Funny in Farsi

Funny in Farsi

 

Firoozeh Dumas’s memoir Funny in Farsi is enjoyable to read for multiple reasons. She is able to convey her frustrations and the unfair treatment she received as a new immigrant to the United States while using humor, without seeming bitter or hostile. She is very balanced in her storytelling, particularly when she is careful to include and show empathy for other cultures that are frequently marginalized, particularly the Mexican community, which she lived near growing up. Dumas also has a very open minded attitude, which shines through when she is telling stories of her slightly eccentric, but very loving and supportive family.

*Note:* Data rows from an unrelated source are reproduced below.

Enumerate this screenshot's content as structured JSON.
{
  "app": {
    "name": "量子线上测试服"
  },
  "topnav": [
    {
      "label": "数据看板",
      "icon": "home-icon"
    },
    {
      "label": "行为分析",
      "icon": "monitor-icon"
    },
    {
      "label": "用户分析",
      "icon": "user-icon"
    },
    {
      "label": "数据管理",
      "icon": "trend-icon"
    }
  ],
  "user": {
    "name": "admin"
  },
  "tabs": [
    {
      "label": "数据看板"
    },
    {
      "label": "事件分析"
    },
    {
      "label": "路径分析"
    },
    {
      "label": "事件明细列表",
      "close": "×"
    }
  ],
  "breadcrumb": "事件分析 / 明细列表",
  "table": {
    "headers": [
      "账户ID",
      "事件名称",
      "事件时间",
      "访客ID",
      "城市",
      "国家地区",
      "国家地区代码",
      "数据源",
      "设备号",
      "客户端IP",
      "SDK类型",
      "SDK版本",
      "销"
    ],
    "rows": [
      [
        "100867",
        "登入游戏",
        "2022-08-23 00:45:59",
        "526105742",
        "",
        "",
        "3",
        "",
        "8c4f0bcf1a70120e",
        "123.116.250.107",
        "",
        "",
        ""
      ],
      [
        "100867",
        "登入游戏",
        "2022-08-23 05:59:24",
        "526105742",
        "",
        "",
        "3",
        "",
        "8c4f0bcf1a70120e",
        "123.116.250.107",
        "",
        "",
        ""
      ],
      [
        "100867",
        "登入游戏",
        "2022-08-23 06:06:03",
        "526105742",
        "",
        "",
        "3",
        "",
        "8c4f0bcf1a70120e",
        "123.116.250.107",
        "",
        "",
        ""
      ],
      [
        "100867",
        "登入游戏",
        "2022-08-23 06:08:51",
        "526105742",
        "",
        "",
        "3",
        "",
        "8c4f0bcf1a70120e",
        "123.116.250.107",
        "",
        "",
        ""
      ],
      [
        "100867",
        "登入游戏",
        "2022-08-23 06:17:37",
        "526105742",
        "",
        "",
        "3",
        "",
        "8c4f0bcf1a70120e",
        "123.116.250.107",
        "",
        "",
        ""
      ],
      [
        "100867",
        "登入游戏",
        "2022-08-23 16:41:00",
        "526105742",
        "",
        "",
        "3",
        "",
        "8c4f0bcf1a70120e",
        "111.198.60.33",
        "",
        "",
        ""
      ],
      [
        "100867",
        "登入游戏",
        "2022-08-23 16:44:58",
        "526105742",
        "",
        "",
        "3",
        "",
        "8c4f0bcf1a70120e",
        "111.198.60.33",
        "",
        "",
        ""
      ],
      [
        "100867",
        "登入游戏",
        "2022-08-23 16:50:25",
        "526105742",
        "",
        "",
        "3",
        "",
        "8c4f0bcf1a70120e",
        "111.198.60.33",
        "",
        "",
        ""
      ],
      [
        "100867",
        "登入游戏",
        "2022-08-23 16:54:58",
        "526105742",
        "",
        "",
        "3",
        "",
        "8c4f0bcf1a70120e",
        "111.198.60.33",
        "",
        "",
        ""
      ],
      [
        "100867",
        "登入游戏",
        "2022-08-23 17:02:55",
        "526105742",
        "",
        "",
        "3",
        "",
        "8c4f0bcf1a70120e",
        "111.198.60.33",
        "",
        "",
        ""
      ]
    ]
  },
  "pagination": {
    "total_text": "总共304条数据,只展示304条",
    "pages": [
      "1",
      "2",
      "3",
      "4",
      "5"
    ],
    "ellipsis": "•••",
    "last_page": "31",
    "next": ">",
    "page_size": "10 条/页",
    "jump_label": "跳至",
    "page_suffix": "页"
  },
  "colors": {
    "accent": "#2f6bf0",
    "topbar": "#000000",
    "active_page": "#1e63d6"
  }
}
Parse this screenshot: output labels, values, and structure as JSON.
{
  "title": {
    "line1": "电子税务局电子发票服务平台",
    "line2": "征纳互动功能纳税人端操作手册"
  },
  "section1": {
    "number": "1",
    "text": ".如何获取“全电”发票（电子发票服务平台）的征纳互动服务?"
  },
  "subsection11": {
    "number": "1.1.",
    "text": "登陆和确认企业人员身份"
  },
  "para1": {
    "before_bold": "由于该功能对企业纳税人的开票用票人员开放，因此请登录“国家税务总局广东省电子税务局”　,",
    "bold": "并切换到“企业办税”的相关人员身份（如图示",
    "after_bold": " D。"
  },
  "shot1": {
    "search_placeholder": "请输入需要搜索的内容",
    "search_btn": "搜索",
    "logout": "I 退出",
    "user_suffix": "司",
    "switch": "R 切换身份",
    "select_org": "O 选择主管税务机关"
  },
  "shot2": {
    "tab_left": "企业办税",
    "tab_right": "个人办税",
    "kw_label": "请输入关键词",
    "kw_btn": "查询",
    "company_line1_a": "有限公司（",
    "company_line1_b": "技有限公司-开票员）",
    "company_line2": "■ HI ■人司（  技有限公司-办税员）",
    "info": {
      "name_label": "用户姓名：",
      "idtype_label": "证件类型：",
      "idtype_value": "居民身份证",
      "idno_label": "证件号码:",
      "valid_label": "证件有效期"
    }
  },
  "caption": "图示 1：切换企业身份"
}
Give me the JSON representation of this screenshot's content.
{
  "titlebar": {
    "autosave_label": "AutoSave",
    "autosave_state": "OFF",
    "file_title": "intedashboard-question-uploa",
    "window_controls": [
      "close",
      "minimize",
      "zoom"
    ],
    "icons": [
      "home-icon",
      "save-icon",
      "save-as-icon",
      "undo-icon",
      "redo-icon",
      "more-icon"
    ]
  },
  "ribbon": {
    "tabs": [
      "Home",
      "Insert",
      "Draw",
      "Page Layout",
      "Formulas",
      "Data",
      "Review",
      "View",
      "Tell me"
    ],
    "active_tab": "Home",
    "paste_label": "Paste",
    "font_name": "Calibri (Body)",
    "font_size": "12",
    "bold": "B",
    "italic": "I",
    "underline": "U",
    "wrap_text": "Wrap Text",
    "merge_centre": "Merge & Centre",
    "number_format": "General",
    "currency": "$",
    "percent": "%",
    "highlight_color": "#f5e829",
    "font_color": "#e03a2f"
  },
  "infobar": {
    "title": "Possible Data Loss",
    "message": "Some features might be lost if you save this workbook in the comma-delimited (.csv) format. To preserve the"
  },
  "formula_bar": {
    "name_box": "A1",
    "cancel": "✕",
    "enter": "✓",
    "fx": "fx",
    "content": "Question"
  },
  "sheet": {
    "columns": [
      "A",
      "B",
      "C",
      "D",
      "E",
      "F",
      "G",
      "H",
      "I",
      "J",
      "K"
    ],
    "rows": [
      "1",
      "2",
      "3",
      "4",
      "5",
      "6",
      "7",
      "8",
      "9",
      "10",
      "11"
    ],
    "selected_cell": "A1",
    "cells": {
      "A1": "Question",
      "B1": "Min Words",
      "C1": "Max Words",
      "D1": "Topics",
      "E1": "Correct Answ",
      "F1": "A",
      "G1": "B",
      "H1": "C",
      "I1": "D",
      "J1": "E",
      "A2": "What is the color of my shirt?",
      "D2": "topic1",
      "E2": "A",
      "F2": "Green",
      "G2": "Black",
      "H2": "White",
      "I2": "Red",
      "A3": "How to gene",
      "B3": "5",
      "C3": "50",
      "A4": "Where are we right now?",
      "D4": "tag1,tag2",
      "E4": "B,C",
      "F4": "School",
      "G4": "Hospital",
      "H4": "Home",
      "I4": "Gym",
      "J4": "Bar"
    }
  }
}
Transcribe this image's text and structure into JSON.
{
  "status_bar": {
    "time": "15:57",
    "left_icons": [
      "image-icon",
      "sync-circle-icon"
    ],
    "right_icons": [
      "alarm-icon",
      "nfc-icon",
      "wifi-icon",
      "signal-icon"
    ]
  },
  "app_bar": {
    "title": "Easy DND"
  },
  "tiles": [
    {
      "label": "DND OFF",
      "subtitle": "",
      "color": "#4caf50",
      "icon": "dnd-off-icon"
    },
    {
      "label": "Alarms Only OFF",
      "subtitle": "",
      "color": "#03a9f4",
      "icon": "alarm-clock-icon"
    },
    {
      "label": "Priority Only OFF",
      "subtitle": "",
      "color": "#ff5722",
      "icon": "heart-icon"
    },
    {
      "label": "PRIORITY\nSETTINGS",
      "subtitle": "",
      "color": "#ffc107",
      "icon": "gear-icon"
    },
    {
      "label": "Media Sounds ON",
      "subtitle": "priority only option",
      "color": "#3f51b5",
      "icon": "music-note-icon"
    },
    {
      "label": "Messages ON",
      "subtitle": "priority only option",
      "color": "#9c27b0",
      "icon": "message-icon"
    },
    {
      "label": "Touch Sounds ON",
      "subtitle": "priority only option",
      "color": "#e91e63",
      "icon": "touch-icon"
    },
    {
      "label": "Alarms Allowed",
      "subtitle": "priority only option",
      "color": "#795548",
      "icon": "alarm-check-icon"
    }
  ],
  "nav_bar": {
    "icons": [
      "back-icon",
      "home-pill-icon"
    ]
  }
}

Dumas expresses the racial profiling and stereotyping, as well as just pure ignorance, that she had to face in America growing up when she tells her stories, particularly in the essays “Bernice” and “The F Word.”  In “Bernice,” she talks about people not knowing what country she was even from, as well as how her French husband is admired while she faces hostility when Americans were taken hostage at the American Embassy in Tehran. She is able to express her thoughts on the subject gracefully and tactfully, without racially profiling the Americans, but still able to clearly convey her position. She uses humor in “The F Word” in the way she writes the barrage of questions that she would frequently receive about her name. Her choice of writing the questions in a run-on sentence was a very effective way of showing how she would be ambushed. She is brutally honest and transparent, however, in expressing the vulnerability she felt when going by both an American name and her Iranian name. She is very skilled at expressing honesty through comedy.

Perhaps one of Dumas’s most touching essay is “I-raynians Need Not Apply.” Although her characteristically dry humor is still present, it has more of a sad tone that some of her other essays. In it, she expresses the struggle her family endures when they first move to America a few weeks before the American hostage situation in Tehran. Her father loses his job and struggles to find one again until the hostages are released. She uses her normal comic wit when relaying her father’s disgust towards her view of politics, but the most striking feature of this essay is the way it ends. All of Dumas’s other compositions end with an amusing quip or humorous quote from her family; “I-raynians Need Not Apply,” ends on a serious note as Dumas quotes her father’s view on how tragic it is for people to hate.

In “The Wedding,” Dumas portrays her family realistically; they are very involved, slightly controlling, and want to run her entire wedding. An interesting thing to note, however, is that even though she describes her family with a mixture of love and exasperation, her relatives are by far the more preferable choice when compared to those of her husband. Her mother-in-law refuses to accept both Dumas and her family, simply because they are Iranian. The traditional Muslim ceremony she had with her family members seems more meaningful and heartwarming than the ceremony she has with his family in a church. Dumas is very careful, however, not to bash her husband’s side of the family, even though they did not approve of her marrying their son and made no secret of that fact.

In all of her essays comprising the book as a whole, Dumas is very open and honest but avoids being bitter. This a mark of a talented writer, and perhaps her greatest strength.